I've been watching MIT's Mathematics for Computer Science, from Fall 2010 whilst reading Concrete Mathematics. Honestly the topic seems like a hodgepodge of ideas. I can follow about 2/3 of the material quite well so far but the other 1/3 is a big hurdle. At my current college nothing but calculus, differential equations and linear algebra are offered.
I'm currently in a Calculus III course which covers series, but my question is if I were to step back and build a primer for discrete math, combinatorics and graph theory(math subjects with applications to computer science as I am a CS student pursuing a math minor) how might I start doing that?
I have watched all of Gilbert Strang's and Norman Wildberg's lectures on linear algebra, while also having done a lot of work through Strang's and Lay's textbook. I feel like at my level that my Linear is quite strong as I can tutor it despite not having taken the course yet.
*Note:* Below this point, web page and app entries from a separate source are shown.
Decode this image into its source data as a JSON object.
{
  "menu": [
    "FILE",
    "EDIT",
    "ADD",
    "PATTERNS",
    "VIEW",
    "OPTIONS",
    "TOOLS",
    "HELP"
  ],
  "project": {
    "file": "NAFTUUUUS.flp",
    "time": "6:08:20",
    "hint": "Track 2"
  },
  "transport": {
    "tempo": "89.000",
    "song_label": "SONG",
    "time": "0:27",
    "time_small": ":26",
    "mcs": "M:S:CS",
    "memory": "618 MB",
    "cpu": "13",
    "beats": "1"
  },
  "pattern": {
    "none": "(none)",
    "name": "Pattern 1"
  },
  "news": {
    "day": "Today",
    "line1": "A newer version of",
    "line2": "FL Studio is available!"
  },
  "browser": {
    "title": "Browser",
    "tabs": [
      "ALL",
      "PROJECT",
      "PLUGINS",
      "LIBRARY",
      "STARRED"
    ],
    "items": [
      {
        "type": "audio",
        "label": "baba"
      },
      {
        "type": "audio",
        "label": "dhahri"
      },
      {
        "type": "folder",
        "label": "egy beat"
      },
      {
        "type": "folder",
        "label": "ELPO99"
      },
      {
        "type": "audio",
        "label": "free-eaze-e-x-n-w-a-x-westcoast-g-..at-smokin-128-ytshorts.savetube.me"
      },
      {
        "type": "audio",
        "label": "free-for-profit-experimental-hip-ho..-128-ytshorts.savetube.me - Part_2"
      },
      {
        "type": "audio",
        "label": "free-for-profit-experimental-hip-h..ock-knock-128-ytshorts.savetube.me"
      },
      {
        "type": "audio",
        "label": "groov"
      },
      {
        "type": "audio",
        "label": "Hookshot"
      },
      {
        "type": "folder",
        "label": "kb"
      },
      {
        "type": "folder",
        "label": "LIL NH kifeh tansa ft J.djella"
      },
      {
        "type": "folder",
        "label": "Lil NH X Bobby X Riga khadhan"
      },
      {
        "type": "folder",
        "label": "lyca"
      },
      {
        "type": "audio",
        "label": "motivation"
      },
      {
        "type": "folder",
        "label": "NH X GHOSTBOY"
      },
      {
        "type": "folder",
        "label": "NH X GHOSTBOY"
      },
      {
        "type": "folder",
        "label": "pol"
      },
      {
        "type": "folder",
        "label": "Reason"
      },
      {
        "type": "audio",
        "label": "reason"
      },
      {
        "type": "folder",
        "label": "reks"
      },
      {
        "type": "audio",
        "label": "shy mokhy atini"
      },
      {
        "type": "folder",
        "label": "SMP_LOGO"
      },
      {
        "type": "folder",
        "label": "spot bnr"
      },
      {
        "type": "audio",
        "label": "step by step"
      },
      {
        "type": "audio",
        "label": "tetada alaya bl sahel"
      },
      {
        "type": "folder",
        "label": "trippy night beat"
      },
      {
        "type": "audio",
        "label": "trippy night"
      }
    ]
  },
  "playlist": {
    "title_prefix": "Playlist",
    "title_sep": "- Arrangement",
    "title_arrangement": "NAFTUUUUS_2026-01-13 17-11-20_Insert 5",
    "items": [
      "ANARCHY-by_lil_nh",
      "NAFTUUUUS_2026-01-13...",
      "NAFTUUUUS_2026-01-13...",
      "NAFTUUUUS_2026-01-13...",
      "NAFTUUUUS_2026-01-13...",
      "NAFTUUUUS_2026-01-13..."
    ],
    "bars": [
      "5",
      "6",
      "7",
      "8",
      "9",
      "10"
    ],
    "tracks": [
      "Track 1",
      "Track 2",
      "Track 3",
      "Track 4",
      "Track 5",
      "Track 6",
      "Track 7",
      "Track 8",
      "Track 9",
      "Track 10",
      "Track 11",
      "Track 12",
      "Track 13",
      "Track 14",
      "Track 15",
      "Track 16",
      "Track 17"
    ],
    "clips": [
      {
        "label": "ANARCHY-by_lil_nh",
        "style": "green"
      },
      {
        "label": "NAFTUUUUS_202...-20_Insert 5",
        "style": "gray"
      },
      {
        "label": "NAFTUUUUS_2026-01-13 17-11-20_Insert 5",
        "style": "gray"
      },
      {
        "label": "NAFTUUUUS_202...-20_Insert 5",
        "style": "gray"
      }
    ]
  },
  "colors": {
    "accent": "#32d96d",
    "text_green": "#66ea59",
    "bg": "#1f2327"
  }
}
What is a direction that I could go that would be productive use of my time? I am not the best calculus student as I find that subject quite boring and not as applicable for computer science as far as I've seen. I guess I'm not only looking for a list of textbooks? Are there good books on nurturing a thinking process of doing the sort of math I asked? I've read Proof and Refutations by Imre Lakatos and have checked out Pólya's How to Solve It.